When it comes to online technology, there will always be low-hanging fruit: something as simple as building a basic website can transform your business if you haven’t already done so. Similarly, there are ways to get the most bang for your buck with social media or SEO. By going after the big wins first, you’ll get significant benefits. The opposite approach — doing each step perfectly and optimizing it as much as possible before moving on — will get you the maximum benefit, but only over a longer time frame. By looking for the biggest changes you can make, you can start reaping the benefits fast enough that you’ll be able to easily spend time and money on the smaller tweaks later on.

That approach can extend beyond marketing technologies. There are many online technologies that can help with other facets of your business, although the marketing tools often offer the biggest upfront wins. New inventory systems, bookkeeping tools and other technologies are also worth investigating.

Image by Flickr user Michael Surran

Working Abroad: What It Takes and When It Makes Sense

September 28th, 2010 :: Thursday Bram

Interest in telecommuting is growing — and not just for employees. Many business owners are exploring opportunities to make their companies virtual, so that they can travel or move easily. The specific form such a change can take varies, but for small business owners with goals simply beyond growing a business, heading abroad can certainly make sense. Thinking globally can have benefits beyond the personal for a small business owner, as well. Only 7 percent of small businesses do most of their business globally, according to the Small Business Success Index, but there are huge opportunities.

Making the Choice to Go Virtual

You may have worked on the assumption that you have to go into the office every day for years, but the real truth is that most office-based businesses can easily be made virtual. Even many stores can be converted to online-only operations with surprisingly few problems. The only businesses that don’t offer the possibility of going online are those that require a physical presence — a mechanic can’t usually convince a customer to ship a car overseas to be repaired and a doctor probably needs to see his patients during the diagnosis process. It’s worth noting, though, that the administrative processes for such businesses could probably be virtual.

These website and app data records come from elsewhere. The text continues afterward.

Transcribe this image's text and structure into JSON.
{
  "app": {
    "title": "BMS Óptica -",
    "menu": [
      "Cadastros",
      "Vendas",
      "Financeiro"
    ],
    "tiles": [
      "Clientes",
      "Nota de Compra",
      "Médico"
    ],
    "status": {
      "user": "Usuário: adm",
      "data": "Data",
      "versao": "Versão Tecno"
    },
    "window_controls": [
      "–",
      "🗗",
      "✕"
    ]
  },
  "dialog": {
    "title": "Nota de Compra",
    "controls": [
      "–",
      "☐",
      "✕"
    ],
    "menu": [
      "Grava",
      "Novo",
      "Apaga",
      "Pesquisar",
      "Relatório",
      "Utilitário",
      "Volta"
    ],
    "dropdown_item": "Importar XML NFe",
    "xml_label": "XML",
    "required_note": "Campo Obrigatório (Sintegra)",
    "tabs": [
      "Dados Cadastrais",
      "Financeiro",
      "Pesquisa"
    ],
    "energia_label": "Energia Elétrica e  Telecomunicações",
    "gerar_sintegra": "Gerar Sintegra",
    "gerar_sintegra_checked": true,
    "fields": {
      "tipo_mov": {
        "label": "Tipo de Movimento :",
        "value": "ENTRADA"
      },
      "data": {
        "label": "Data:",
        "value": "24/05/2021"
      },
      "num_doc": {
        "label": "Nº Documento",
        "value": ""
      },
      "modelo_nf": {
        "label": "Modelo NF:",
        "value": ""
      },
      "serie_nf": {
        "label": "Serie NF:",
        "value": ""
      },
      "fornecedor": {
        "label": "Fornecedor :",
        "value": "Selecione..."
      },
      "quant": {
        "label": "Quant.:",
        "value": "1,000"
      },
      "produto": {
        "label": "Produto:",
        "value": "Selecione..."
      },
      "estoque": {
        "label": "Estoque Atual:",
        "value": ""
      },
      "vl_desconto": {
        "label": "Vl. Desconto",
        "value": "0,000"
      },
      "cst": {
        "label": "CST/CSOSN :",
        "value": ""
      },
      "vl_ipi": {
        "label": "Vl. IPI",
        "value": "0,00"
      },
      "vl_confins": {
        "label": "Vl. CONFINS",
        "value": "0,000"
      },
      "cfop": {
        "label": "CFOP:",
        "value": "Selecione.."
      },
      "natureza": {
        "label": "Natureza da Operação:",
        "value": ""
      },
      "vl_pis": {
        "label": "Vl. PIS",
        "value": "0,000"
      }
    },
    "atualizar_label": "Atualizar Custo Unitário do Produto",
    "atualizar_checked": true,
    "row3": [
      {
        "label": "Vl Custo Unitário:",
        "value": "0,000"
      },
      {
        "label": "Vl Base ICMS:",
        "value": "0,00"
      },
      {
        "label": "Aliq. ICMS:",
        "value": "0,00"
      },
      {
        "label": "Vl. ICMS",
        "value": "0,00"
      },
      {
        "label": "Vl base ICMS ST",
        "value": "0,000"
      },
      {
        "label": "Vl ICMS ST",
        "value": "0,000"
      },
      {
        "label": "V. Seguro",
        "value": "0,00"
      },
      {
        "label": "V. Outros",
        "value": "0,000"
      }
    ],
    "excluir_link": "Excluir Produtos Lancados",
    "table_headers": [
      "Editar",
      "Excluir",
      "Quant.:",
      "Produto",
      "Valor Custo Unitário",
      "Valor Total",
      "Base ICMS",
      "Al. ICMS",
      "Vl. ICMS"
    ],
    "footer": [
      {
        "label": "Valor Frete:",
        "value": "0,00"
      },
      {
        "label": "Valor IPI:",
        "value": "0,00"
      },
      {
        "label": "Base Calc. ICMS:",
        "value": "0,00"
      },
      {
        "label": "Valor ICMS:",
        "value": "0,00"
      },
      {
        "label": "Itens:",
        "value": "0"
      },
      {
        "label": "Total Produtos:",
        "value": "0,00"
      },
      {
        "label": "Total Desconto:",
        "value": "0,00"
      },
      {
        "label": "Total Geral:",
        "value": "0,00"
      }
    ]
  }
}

But there’s more to the decision to go virtual than just the option to do so. Not everyone is comfortable working from wherever they happen to be: some people need the environment of an office. That means that, before you decide to take your office entirely online, it’s important to actually test how you and your employees work without the structure of an office environment. Similarly, you’ll need to test tools to see what you’ll need to be able to manage each part of your business.

What Your Business Will Need

A virtual business still requires a mailing address and some other physical aspects of a company. However, those needs don’t have to tie down the company. They can amount to something as simple as a post office box that someone associated with the company checks once a week. There are even companies that do little more than accept mail and scan it for the actual recipients. You’ll also need a computer and an internet connection no matter where you are, which can often amount to a laptop and some sort of wireless access point. Beyond those basic necessities, you’ll need to look at the specifics of your business and your industry.

Many of the software tools needed to operate an office now have web-based counterparts, allowing you and a distributed team to stay up to date with each other from around the world (provided, of course, that everyone involved has a decent internet connection). That includes project management, bookkeeping and even industry-specific tools. It’s a matter of exploring what is available.

Image by Flickr user Tom Godber